Dataset rows for apps and sites:
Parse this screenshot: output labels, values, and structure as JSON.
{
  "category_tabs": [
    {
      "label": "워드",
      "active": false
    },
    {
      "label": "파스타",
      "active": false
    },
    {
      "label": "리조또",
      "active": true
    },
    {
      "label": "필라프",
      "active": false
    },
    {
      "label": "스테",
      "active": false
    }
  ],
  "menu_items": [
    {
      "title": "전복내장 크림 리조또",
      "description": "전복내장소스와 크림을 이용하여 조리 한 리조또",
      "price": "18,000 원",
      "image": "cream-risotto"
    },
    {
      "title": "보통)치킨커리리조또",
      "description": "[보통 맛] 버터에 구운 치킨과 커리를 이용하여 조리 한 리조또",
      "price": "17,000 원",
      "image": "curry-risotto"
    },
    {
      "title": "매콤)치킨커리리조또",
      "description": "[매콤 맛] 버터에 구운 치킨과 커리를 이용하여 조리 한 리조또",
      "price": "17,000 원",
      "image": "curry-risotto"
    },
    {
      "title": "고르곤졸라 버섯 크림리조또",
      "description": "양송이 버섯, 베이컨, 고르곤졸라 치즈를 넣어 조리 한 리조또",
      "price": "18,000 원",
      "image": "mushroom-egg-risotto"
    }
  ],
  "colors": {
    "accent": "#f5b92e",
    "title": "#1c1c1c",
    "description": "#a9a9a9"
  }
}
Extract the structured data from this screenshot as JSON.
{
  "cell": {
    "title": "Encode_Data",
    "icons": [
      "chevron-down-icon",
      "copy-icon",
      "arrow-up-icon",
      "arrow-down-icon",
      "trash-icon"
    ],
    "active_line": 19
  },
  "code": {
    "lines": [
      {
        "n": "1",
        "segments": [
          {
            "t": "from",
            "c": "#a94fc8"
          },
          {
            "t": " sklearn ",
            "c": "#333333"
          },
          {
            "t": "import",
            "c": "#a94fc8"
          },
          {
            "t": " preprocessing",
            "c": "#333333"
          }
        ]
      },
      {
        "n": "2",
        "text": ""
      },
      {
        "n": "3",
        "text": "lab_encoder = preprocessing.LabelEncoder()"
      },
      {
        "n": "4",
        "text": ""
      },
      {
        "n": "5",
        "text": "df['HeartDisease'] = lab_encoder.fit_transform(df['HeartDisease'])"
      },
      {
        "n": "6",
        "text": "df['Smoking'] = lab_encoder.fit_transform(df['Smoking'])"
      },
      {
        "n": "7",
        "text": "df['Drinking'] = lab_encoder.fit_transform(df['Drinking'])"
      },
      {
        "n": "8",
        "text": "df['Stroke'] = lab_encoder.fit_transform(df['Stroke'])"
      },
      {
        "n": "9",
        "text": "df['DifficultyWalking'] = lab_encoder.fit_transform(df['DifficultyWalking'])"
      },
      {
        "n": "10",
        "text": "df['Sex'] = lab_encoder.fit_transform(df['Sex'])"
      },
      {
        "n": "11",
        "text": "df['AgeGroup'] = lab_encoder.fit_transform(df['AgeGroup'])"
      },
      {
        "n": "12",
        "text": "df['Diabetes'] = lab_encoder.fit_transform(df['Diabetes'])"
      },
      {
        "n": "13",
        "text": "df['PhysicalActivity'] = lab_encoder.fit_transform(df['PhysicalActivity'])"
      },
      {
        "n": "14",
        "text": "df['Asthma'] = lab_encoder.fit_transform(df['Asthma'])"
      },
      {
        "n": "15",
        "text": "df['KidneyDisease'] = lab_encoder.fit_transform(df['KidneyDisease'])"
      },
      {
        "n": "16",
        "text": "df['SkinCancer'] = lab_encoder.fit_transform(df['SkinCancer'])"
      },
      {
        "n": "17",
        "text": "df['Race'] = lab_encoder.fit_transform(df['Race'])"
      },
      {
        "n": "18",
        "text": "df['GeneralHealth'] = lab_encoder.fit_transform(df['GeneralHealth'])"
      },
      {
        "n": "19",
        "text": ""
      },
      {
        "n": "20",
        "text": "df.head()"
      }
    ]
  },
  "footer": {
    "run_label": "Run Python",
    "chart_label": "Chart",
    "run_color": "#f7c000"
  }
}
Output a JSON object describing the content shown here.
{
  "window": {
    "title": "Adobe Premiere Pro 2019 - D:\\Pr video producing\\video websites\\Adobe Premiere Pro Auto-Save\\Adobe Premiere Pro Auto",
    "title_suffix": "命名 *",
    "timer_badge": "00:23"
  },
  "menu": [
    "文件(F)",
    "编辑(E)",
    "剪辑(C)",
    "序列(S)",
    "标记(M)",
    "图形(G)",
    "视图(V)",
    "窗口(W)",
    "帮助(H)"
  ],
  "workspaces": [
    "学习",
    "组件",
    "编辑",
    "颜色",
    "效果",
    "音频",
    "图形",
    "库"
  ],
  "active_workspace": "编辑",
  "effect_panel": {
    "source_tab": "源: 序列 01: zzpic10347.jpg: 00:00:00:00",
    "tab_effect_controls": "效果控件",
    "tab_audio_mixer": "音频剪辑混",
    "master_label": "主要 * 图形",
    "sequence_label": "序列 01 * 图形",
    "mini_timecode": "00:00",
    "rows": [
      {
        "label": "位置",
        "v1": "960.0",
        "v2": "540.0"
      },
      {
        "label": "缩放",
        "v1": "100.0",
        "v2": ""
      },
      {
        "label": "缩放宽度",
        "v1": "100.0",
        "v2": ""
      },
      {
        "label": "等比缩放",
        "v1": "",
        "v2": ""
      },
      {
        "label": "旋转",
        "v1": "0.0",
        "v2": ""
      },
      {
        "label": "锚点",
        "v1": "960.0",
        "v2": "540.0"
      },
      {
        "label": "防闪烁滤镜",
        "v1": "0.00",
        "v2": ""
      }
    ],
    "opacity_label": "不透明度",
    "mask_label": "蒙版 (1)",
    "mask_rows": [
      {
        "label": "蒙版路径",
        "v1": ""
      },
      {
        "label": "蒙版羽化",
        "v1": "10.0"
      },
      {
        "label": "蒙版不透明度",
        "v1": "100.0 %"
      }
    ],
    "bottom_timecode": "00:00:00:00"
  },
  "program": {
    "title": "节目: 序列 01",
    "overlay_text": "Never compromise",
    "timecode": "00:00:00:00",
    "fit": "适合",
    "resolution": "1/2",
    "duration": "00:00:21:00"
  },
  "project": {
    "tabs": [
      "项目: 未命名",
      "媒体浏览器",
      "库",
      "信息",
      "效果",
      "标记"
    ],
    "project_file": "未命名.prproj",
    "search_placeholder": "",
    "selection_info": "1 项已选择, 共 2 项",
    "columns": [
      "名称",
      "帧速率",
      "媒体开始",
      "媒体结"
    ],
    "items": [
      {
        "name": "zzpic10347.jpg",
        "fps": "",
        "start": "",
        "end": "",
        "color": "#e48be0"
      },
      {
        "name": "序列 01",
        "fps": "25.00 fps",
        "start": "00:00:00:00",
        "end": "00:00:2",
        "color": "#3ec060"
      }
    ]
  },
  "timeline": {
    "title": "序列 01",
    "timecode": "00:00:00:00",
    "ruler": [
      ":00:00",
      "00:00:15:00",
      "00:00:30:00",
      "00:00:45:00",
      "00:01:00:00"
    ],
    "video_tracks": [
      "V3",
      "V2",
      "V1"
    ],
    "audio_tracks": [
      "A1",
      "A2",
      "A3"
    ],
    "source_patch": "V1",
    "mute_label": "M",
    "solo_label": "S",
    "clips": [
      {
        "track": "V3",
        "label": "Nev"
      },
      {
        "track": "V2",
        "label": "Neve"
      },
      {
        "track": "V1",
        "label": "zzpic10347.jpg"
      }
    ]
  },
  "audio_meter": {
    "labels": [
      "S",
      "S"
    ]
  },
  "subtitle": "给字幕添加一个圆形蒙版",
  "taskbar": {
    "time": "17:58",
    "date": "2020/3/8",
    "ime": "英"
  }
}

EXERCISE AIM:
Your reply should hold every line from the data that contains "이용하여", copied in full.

TASK SOLUTION:
      "description": "전복내장소스와 크림을 이용하여 조리 한 리조또",
      "description": "[보통 맛] 버터에 구운 치킨과 커리를 이용하여 조리 한 리조또",
      "description": "[매콤 맛] 버터에 구운 치킨과 커리를 이용하여 조리 한 리조또",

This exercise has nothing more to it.